◆ ABOUT THIS EXERCISE
Your answer should be the records, copied exactly, with the pictures removed.

[Stored data]
--------------------------------

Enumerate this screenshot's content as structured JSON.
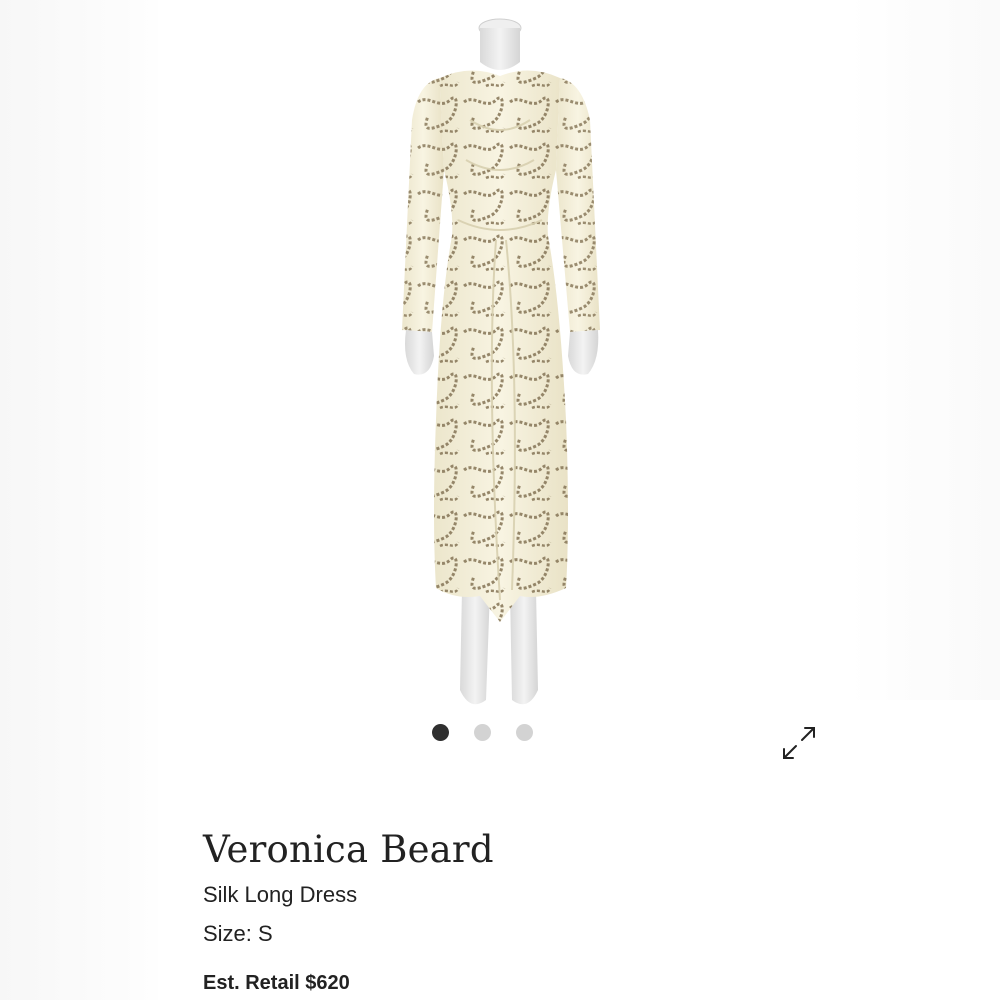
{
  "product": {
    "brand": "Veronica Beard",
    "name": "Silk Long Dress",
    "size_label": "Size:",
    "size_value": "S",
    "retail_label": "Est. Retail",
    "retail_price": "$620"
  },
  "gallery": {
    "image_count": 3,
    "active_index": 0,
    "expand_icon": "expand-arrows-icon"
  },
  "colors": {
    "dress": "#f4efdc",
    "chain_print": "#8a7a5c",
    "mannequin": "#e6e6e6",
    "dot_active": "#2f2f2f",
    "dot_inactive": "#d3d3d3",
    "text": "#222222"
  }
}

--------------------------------

◆ EXERCISE ANSWER
Enumerate this screenshot's content as structured JSON.
{
  "product": {
    "brand": "Veronica Beard",
    "name": "Silk Long Dress",
    "size_label": "Size:",
    "size_value": "S",
    "retail_label": "Est. Retail",
    "retail_price": "$620"
  },
  "gallery": {
    "image_count": 3,
    "active_index": 0,
    "expand_icon": "expand-arrows-icon"
  },
  "colors": {
    "dress": "#f4efdc",
    "chain_print": "#8a7a5c",
    "mannequin": "#e6e6e6",
    "dot_active": "#2f2f2f",
    "dot_inactive": "#d3d3d3",
    "text": "#222222"
  }
}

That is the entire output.